Entries from a dataset of interfaces

==*==

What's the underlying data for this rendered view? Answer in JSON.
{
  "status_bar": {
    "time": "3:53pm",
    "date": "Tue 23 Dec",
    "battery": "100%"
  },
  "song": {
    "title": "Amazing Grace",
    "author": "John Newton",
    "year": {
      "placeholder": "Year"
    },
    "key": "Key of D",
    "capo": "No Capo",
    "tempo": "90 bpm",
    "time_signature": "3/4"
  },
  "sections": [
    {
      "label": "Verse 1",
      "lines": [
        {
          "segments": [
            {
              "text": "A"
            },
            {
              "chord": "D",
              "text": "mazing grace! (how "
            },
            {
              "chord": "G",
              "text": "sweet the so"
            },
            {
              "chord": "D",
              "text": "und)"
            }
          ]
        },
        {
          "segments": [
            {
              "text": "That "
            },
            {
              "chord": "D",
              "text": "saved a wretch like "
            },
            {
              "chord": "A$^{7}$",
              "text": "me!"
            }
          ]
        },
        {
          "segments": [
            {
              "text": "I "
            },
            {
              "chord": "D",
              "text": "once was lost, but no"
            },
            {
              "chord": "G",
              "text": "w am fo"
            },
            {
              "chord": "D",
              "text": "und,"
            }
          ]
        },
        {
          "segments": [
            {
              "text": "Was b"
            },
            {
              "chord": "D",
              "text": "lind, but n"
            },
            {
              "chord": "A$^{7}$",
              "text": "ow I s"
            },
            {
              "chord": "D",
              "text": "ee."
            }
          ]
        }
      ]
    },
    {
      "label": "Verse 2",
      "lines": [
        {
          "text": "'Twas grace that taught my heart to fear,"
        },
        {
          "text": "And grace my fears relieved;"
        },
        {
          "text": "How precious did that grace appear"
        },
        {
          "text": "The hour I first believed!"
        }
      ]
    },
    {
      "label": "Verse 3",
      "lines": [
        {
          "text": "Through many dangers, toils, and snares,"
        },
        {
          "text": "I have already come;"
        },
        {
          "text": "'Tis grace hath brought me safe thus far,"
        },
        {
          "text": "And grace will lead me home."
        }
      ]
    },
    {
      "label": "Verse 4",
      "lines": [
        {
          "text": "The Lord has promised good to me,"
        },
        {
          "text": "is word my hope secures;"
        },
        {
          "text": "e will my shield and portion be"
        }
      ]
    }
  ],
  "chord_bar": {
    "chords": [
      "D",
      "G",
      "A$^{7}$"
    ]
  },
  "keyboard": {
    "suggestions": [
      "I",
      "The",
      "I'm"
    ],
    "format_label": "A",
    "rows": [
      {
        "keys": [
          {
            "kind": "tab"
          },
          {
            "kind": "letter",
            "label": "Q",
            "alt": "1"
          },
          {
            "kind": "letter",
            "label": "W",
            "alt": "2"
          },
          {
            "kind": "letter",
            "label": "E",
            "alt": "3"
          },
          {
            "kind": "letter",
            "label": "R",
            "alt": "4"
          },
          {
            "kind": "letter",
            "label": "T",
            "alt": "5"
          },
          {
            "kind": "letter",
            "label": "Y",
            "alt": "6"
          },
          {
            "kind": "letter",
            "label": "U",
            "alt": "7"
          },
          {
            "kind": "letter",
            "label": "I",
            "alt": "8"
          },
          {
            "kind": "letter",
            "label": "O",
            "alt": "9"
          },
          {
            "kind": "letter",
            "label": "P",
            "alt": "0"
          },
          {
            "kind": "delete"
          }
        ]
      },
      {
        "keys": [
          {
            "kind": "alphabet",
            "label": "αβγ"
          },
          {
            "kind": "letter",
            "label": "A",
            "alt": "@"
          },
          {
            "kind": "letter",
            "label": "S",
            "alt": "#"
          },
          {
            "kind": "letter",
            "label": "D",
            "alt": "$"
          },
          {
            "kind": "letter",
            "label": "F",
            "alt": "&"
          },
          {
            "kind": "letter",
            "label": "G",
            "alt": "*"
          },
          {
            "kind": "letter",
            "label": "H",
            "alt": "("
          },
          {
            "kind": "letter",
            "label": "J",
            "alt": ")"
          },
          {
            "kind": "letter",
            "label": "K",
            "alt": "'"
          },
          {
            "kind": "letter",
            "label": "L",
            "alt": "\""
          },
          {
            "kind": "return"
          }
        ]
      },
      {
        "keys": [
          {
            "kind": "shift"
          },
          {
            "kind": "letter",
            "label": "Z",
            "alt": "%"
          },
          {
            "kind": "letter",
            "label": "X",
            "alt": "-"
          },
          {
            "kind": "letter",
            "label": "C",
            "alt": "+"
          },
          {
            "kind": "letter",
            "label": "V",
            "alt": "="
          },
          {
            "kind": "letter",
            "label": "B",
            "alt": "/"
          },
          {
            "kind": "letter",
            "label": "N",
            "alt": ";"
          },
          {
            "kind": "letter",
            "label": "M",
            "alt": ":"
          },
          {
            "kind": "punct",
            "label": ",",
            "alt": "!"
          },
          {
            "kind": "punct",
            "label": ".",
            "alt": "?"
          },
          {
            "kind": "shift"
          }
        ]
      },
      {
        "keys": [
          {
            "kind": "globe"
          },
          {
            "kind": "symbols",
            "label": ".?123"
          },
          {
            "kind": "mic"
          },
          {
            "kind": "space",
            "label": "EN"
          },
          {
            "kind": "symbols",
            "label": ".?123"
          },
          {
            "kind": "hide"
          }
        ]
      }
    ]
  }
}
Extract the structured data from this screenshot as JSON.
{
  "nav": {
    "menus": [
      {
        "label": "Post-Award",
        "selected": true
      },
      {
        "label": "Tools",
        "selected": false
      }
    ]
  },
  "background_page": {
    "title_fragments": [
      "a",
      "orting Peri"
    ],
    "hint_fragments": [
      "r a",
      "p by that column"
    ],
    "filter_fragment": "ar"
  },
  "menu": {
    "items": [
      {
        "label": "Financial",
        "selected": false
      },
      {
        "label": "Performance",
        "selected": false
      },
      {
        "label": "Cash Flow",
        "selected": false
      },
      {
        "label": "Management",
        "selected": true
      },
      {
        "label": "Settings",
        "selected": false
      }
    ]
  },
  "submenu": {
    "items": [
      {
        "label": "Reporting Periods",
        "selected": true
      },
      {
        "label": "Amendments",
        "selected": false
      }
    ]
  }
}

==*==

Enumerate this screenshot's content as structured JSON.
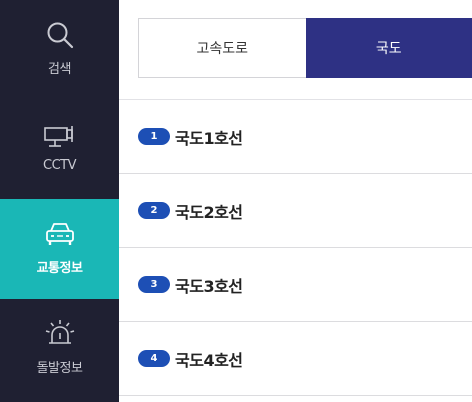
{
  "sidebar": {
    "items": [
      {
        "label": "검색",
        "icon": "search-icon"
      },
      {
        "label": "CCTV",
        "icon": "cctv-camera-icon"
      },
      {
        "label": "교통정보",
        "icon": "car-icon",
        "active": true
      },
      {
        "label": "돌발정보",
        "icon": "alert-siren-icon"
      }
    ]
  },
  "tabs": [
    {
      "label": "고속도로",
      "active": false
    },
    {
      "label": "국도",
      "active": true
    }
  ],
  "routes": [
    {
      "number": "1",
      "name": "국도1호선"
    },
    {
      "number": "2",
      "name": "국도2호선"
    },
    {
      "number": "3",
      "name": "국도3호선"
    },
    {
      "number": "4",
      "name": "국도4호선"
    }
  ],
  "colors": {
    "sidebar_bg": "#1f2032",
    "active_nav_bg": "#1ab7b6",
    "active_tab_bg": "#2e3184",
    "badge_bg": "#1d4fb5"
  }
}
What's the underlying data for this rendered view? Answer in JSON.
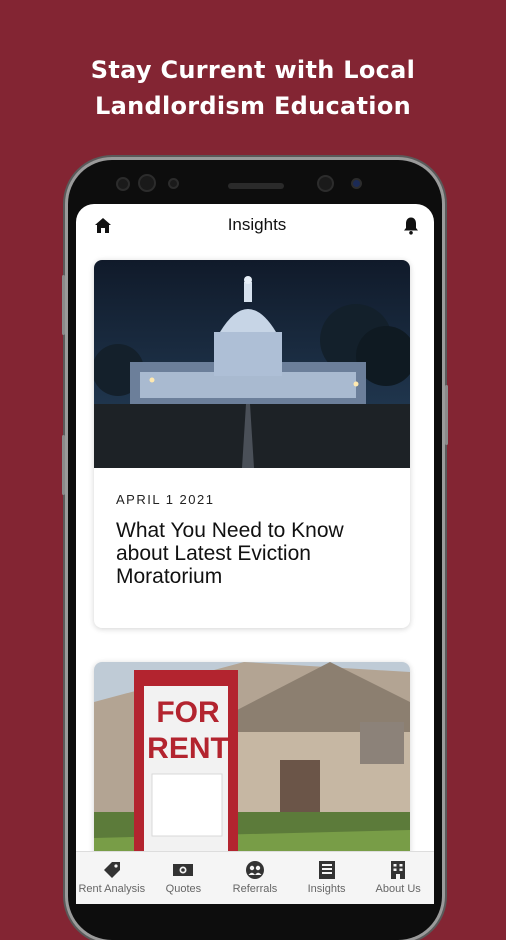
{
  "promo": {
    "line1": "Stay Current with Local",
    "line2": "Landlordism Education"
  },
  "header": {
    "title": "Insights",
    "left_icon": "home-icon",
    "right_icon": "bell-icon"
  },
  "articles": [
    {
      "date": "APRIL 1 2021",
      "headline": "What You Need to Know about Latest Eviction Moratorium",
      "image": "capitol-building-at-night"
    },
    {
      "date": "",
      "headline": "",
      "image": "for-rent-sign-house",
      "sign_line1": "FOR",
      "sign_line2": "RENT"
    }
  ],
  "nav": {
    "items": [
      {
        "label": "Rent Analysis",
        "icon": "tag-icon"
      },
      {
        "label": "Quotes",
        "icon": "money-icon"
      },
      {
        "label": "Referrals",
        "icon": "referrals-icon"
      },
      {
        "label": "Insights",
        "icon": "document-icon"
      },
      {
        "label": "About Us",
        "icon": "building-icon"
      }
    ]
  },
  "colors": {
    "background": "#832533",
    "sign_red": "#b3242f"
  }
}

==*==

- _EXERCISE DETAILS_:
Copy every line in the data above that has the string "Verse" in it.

- _RESPONSE TO THE EXERCISE_:
      "label": "Verse 1",
      "label": "Verse 2",
      "label": "Verse 3",
      "label": "Verse 4",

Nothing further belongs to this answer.